Johnny Vander Meer’s record is safe.
Sean Manaea did not pitch a no-hitter Friday night, but the lefty — who threw one in his previous start — shut down the Astros for three innings, long enough to get people talking about it.
The A’s lefthander (4-2) held Boston hitless on April 21 and didn’t allow a hit by the Astros on Friday until Carlos Correa’s RBI single in the fourth.
“There’s the potential — I don’t want to say letdown — but after you go through something like that and you take the mound again, certainly a lot went on between then and the next start, but he was focused right away,” A’s manager Bob Melvin said of Manaea.
“He was hitting his spots,” Correa said. “His changeup was working. He was throwing it from behind in the count to get back in the count. His fastball was good. It was a great performance by him.”

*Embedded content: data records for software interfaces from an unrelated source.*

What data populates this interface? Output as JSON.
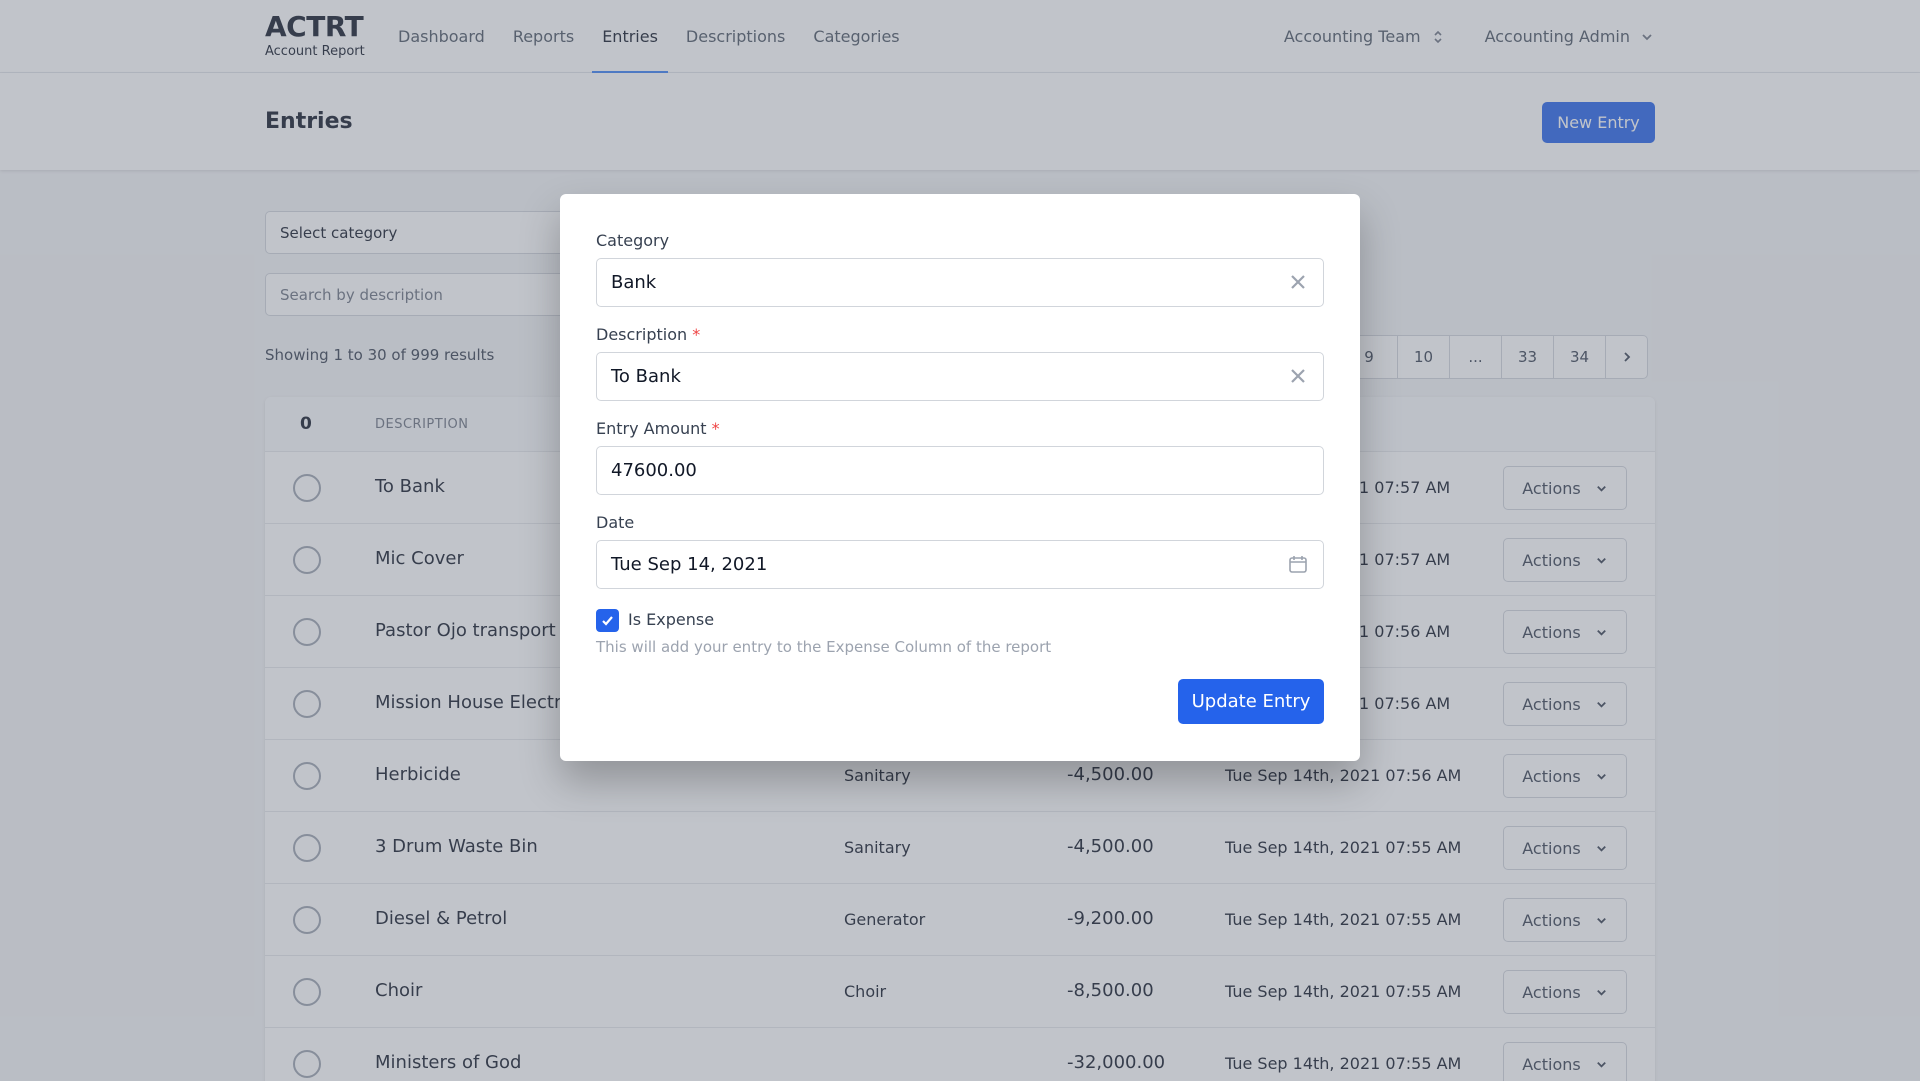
{
  "brand": {
    "title": "ACTRT",
    "subtitle": "Account Report"
  },
  "nav": {
    "links": [
      "Dashboard",
      "Reports",
      "Entries",
      "Descriptions",
      "Categories"
    ],
    "active": "Entries",
    "team": "Accounting Team",
    "user": "Accounting Admin"
  },
  "header": {
    "title": "Entries",
    "new_entry": "New Entry"
  },
  "filters": {
    "category": "Select category",
    "search_placeholder": "Search by description"
  },
  "results": "Showing 1 to 30 of 999 results",
  "pagination": [
    "9",
    "10",
    "...",
    "33",
    "34"
  ],
  "table": {
    "selected_count": "0",
    "col_description": "DESCRIPTION",
    "rows": [
      {
        "description": "To Bank",
        "category": "",
        "amount": "",
        "date": "1 07:57 AM"
      },
      {
        "description": "Mic Cover",
        "category": "",
        "amount": "",
        "date": "1 07:57 AM"
      },
      {
        "description": "Pastor Ojo transport fa",
        "category": "",
        "amount": "",
        "date": "1 07:56 AM"
      },
      {
        "description": "Mission House Electric",
        "category": "",
        "amount": "",
        "date": "1 07:56 AM"
      },
      {
        "description": "Herbicide",
        "category": "Sanitary",
        "amount": "-4,500.00",
        "date": "Tue Sep 14th, 2021 07:56 AM"
      },
      {
        "description": "3 Drum Waste Bin",
        "category": "Sanitary",
        "amount": "-4,500.00",
        "date": "Tue Sep 14th, 2021 07:55 AM"
      },
      {
        "description": "Diesel & Petrol",
        "category": "Generator",
        "amount": "-9,200.00",
        "date": "Tue Sep 14th, 2021 07:55 AM"
      },
      {
        "description": "Choir",
        "category": "Choir",
        "amount": "-8,500.00",
        "date": "Tue Sep 14th, 2021 07:55 AM"
      },
      {
        "description": "Ministers of God",
        "category": "",
        "amount": "-32,000.00",
        "date": "Tue Sep 14th, 2021 07:55 AM"
      }
    ],
    "actions_label": "Actions"
  },
  "modal": {
    "category_label": "Category",
    "category_value": "Bank",
    "description_label": "Description",
    "description_value": "To Bank",
    "amount_label": "Entry Amount",
    "amount_value": "47600.00",
    "date_label": "Date",
    "date_value": "Tue Sep 14, 2021",
    "required_mark": "*",
    "is_expense_label": "Is Expense",
    "is_expense_checked": true,
    "help_text": "This will add your entry to the Expense Column of the report",
    "submit": "Update Entry"
  },
  "colors": {
    "primary": "#2563eb",
    "required": "#ef4444",
    "overlay": "rgba(107,114,128,0.42)"
  }
}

In 1938, Cincinnati Reds lefthander Vander Meer became the first and only pitcher to throw no-hitters in consecutive starts, basically coming out of nowhere with an 8-7 career record before holding the Boston Bees hitless on June 11. Four days later, he did it again at Brooklyn’s Ebbets Field against the Dodgers.
“Guy walks in and throws two no-hitters,” said Chuck Stevens, who at 99 is the oldest living former major-leaguer. “I thought it was astounding. Everybody else did, too.”

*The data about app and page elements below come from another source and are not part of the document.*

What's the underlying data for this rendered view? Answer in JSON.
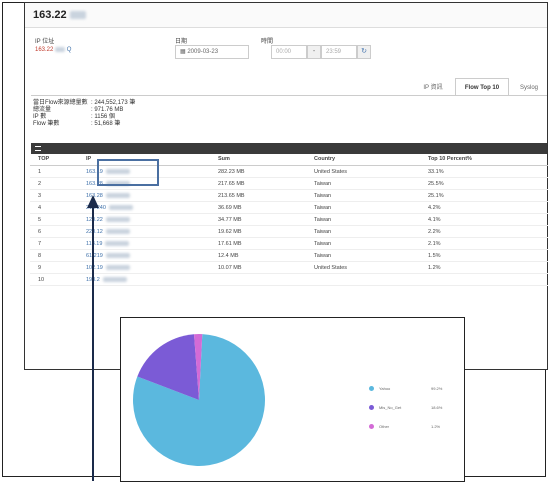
{
  "header": {
    "ip_title": "163.22"
  },
  "form": {
    "ip_label": "IP 位址",
    "ip_value": "163.22",
    "date_label": "日期",
    "date_value": "2009-03-23",
    "time_label": "時間",
    "time_from": "00:00",
    "time_sep": "-",
    "time_to": "23:59"
  },
  "tabs": [
    {
      "label": "IP 資訊",
      "active": false
    },
    {
      "label": "Flow Top 10",
      "active": true
    },
    {
      "label": "Syslog",
      "active": false
    }
  ],
  "stats": [
    {
      "label": "當日Flow來源總量數",
      "value": ": 244,552,173 筆"
    },
    {
      "label": "總流量",
      "value": ": 971.76 MB"
    },
    {
      "label": "IP 數",
      "value": ": 1156 個"
    },
    {
      "label": "Flow 筆數",
      "value": ": 51,668 筆"
    }
  ],
  "table": {
    "columns": [
      "TOP",
      "IP",
      "Sum",
      "Country",
      "Top 10 Percent%"
    ],
    "rows": [
      [
        "1",
        "163.19",
        "282.23 MB",
        "United States",
        "33.1%"
      ],
      [
        "2",
        "163.28",
        "217.65 MB",
        "Taiwan",
        "25.5%"
      ],
      [
        "3",
        "163.28",
        "213.65 MB",
        "Taiwan",
        "25.1%"
      ],
      [
        "4",
        "210.240",
        "36.69 MB",
        "Taiwan",
        "4.2%"
      ],
      [
        "5",
        "120.22",
        "34.77 MB",
        "Taiwan",
        "4.1%"
      ],
      [
        "6",
        "220.12",
        "19.62 MB",
        "Taiwan",
        "2.2%"
      ],
      [
        "7",
        "118.19",
        "17.61 MB",
        "Taiwan",
        "2.1%"
      ],
      [
        "8",
        "61.219",
        "12.4 MB",
        "Taiwan",
        "1.5%"
      ],
      [
        "9",
        "102.19",
        "10.07 MB",
        "United States",
        "1.2%"
      ],
      [
        "10",
        "198.2",
        "",
        "",
        ""
      ]
    ]
  },
  "pie": {
    "legend": [
      {
        "label": "Yahoo",
        "value": "99.2%",
        "color": "#5bb8de"
      },
      {
        "label": "Mis_No_Get",
        "value": "18.6%",
        "color": "#7b5bd6"
      },
      {
        "label": "Other",
        "value": "1.2%",
        "color": "#d36bd6"
      }
    ]
  }
}
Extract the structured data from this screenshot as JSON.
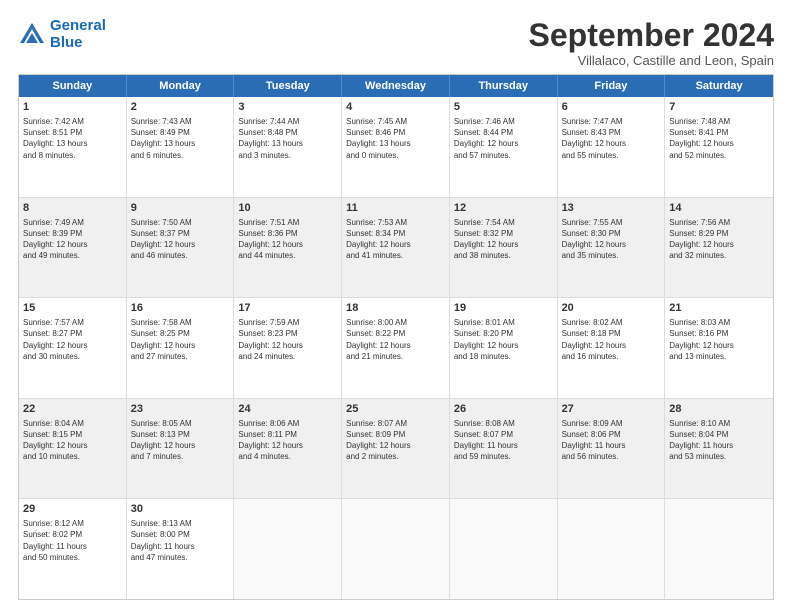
{
  "logo": {
    "line1": "General",
    "line2": "Blue"
  },
  "title": "September 2024",
  "subtitle": "Villalaco, Castille and Leon, Spain",
  "header": {
    "days": [
      "Sunday",
      "Monday",
      "Tuesday",
      "Wednesday",
      "Thursday",
      "Friday",
      "Saturday"
    ]
  },
  "rows": [
    [
      {
        "day": "1",
        "lines": [
          "Sunrise: 7:42 AM",
          "Sunset: 8:51 PM",
          "Daylight: 13 hours",
          "and 8 minutes."
        ]
      },
      {
        "day": "2",
        "lines": [
          "Sunrise: 7:43 AM",
          "Sunset: 8:49 PM",
          "Daylight: 13 hours",
          "and 6 minutes."
        ]
      },
      {
        "day": "3",
        "lines": [
          "Sunrise: 7:44 AM",
          "Sunset: 8:48 PM",
          "Daylight: 13 hours",
          "and 3 minutes."
        ]
      },
      {
        "day": "4",
        "lines": [
          "Sunrise: 7:45 AM",
          "Sunset: 8:46 PM",
          "Daylight: 13 hours",
          "and 0 minutes."
        ]
      },
      {
        "day": "5",
        "lines": [
          "Sunrise: 7:46 AM",
          "Sunset: 8:44 PM",
          "Daylight: 12 hours",
          "and 57 minutes."
        ]
      },
      {
        "day": "6",
        "lines": [
          "Sunrise: 7:47 AM",
          "Sunset: 8:43 PM",
          "Daylight: 12 hours",
          "and 55 minutes."
        ]
      },
      {
        "day": "7",
        "lines": [
          "Sunrise: 7:48 AM",
          "Sunset: 8:41 PM",
          "Daylight: 12 hours",
          "and 52 minutes."
        ]
      }
    ],
    [
      {
        "day": "8",
        "lines": [
          "Sunrise: 7:49 AM",
          "Sunset: 8:39 PM",
          "Daylight: 12 hours",
          "and 49 minutes."
        ],
        "shaded": true
      },
      {
        "day": "9",
        "lines": [
          "Sunrise: 7:50 AM",
          "Sunset: 8:37 PM",
          "Daylight: 12 hours",
          "and 46 minutes."
        ],
        "shaded": true
      },
      {
        "day": "10",
        "lines": [
          "Sunrise: 7:51 AM",
          "Sunset: 8:36 PM",
          "Daylight: 12 hours",
          "and 44 minutes."
        ],
        "shaded": true
      },
      {
        "day": "11",
        "lines": [
          "Sunrise: 7:53 AM",
          "Sunset: 8:34 PM",
          "Daylight: 12 hours",
          "and 41 minutes."
        ],
        "shaded": true
      },
      {
        "day": "12",
        "lines": [
          "Sunrise: 7:54 AM",
          "Sunset: 8:32 PM",
          "Daylight: 12 hours",
          "and 38 minutes."
        ],
        "shaded": true
      },
      {
        "day": "13",
        "lines": [
          "Sunrise: 7:55 AM",
          "Sunset: 8:30 PM",
          "Daylight: 12 hours",
          "and 35 minutes."
        ],
        "shaded": true
      },
      {
        "day": "14",
        "lines": [
          "Sunrise: 7:56 AM",
          "Sunset: 8:29 PM",
          "Daylight: 12 hours",
          "and 32 minutes."
        ],
        "shaded": true
      }
    ],
    [
      {
        "day": "15",
        "lines": [
          "Sunrise: 7:57 AM",
          "Sunset: 8:27 PM",
          "Daylight: 12 hours",
          "and 30 minutes."
        ]
      },
      {
        "day": "16",
        "lines": [
          "Sunrise: 7:58 AM",
          "Sunset: 8:25 PM",
          "Daylight: 12 hours",
          "and 27 minutes."
        ]
      },
      {
        "day": "17",
        "lines": [
          "Sunrise: 7:59 AM",
          "Sunset: 8:23 PM",
          "Daylight: 12 hours",
          "and 24 minutes."
        ]
      },
      {
        "day": "18",
        "lines": [
          "Sunrise: 8:00 AM",
          "Sunset: 8:22 PM",
          "Daylight: 12 hours",
          "and 21 minutes."
        ]
      },
      {
        "day": "19",
        "lines": [
          "Sunrise: 8:01 AM",
          "Sunset: 8:20 PM",
          "Daylight: 12 hours",
          "and 18 minutes."
        ]
      },
      {
        "day": "20",
        "lines": [
          "Sunrise: 8:02 AM",
          "Sunset: 8:18 PM",
          "Daylight: 12 hours",
          "and 16 minutes."
        ]
      },
      {
        "day": "21",
        "lines": [
          "Sunrise: 8:03 AM",
          "Sunset: 8:16 PM",
          "Daylight: 12 hours",
          "and 13 minutes."
        ]
      }
    ],
    [
      {
        "day": "22",
        "lines": [
          "Sunrise: 8:04 AM",
          "Sunset: 8:15 PM",
          "Daylight: 12 hours",
          "and 10 minutes."
        ],
        "shaded": true
      },
      {
        "day": "23",
        "lines": [
          "Sunrise: 8:05 AM",
          "Sunset: 8:13 PM",
          "Daylight: 12 hours",
          "and 7 minutes."
        ],
        "shaded": true
      },
      {
        "day": "24",
        "lines": [
          "Sunrise: 8:06 AM",
          "Sunset: 8:11 PM",
          "Daylight: 12 hours",
          "and 4 minutes."
        ],
        "shaded": true
      },
      {
        "day": "25",
        "lines": [
          "Sunrise: 8:07 AM",
          "Sunset: 8:09 PM",
          "Daylight: 12 hours",
          "and 2 minutes."
        ],
        "shaded": true
      },
      {
        "day": "26",
        "lines": [
          "Sunrise: 8:08 AM",
          "Sunset: 8:07 PM",
          "Daylight: 11 hours",
          "and 59 minutes."
        ],
        "shaded": true
      },
      {
        "day": "27",
        "lines": [
          "Sunrise: 8:09 AM",
          "Sunset: 8:06 PM",
          "Daylight: 11 hours",
          "and 56 minutes."
        ],
        "shaded": true
      },
      {
        "day": "28",
        "lines": [
          "Sunrise: 8:10 AM",
          "Sunset: 8:04 PM",
          "Daylight: 11 hours",
          "and 53 minutes."
        ],
        "shaded": true
      }
    ],
    [
      {
        "day": "29",
        "lines": [
          "Sunrise: 8:12 AM",
          "Sunset: 8:02 PM",
          "Daylight: 11 hours",
          "and 50 minutes."
        ]
      },
      {
        "day": "30",
        "lines": [
          "Sunrise: 8:13 AM",
          "Sunset: 8:00 PM",
          "Daylight: 11 hours",
          "and 47 minutes."
        ]
      },
      {
        "day": "",
        "lines": [],
        "empty": true
      },
      {
        "day": "",
        "lines": [],
        "empty": true
      },
      {
        "day": "",
        "lines": [],
        "empty": true
      },
      {
        "day": "",
        "lines": [],
        "empty": true
      },
      {
        "day": "",
        "lines": [],
        "empty": true
      }
    ]
  ]
}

MLB historian John Thorn views Vander Meer’s feat in the context of today’s game in which, he said, “Two consecutive complete games are pretty rare.’’
Vander Meer, who grew up in Midland Park, New Jersey, was 119-121 in a 13-year big-league career that centered on two starts he made as a 23-year-old lefthander in his first full season with the Reds.

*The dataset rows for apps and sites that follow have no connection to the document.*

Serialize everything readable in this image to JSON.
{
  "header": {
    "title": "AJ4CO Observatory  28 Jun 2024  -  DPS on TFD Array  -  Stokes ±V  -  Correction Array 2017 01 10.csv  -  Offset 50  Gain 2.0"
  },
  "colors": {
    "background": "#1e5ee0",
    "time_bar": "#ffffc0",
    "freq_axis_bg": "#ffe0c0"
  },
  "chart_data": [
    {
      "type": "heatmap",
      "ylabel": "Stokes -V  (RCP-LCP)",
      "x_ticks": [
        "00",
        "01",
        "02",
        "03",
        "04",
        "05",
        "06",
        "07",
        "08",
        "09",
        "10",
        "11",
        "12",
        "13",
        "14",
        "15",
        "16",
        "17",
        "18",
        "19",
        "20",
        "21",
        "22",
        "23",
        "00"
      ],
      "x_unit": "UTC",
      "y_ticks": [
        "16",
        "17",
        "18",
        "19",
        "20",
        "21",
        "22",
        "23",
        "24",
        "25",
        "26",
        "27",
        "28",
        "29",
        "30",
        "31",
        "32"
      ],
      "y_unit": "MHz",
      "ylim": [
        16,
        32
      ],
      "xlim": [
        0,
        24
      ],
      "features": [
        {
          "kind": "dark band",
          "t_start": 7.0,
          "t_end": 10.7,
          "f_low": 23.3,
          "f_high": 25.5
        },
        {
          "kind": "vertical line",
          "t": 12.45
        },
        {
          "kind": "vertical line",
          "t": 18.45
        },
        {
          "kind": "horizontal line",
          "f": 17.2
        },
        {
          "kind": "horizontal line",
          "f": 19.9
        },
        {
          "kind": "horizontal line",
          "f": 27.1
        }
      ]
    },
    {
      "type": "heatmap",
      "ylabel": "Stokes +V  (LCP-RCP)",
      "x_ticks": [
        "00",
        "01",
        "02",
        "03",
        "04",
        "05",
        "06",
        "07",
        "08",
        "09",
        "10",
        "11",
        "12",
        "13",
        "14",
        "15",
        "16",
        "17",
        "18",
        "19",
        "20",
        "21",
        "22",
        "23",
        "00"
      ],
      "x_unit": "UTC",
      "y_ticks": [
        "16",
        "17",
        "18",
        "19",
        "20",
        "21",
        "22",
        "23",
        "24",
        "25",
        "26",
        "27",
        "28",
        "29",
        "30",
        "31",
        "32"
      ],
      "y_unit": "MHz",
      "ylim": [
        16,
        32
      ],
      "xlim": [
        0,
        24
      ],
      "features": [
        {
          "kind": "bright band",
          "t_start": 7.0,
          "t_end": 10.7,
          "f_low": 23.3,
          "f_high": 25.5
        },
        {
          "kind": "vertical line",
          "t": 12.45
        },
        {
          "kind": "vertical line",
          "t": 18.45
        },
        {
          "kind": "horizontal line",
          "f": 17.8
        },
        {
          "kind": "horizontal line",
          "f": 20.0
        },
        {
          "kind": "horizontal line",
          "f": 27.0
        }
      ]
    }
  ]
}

On June 11 against the Bees (also known as the Braves), with Boston manager Casey Stengel reportedly taunting him from the seventh inning on, Vander Meer struck out four and walked three in the first no-hitter by a lefty since 1931.
Four days later, he was on the mound against the Dodgers in the first night game played in New York. Vander Meer walked two hitters in the seventh and went to the mound in the ninth with a 6-0 lead. With one out, he walked the bases loaded. Ernie Koy dribbled a ball to third and Lew Riggs threw home, forcing the runner for the second out.
After hitting a loud foul to right, Leo Durocher flied out to center, and Vander Meer started his 80-years-and- counting run in the record book.
In the start after his second no-hitter, Vander Meer held the Bees hitless for 3 1⁄3 innings, increasing his total to 21 2⁄3 innings, before Debs Garms singled in the fourth. Vander Meer started the All-Star Game for the National League that year and finished at 15-10 with a 3.12 ERA.
The final-out balls from his no-hitters sold for $43,020 in 2015 to an anonymous collector in Missouri, according to a spokesman for Heritage Auctions in Dallas.
As for Manaea, his name will live on in A’s history for pitching 14 consecutive hitless innings dating to his April 15 start at Seattle (technically, he went 15 innings without a hit, but the record book does not recognize partial innings on either side of the 14 full innings). That streak was the longest for the A’s since the franchise moved to Oakland, topping John Odom’s 13 innings on June 1 and 7 in 1968.
“There have been some pretty good pitchers in Oakland history, so that’s really something to hang his hat on,” Melvin said. “I mean, we’ve had some big-time pitchers here.’’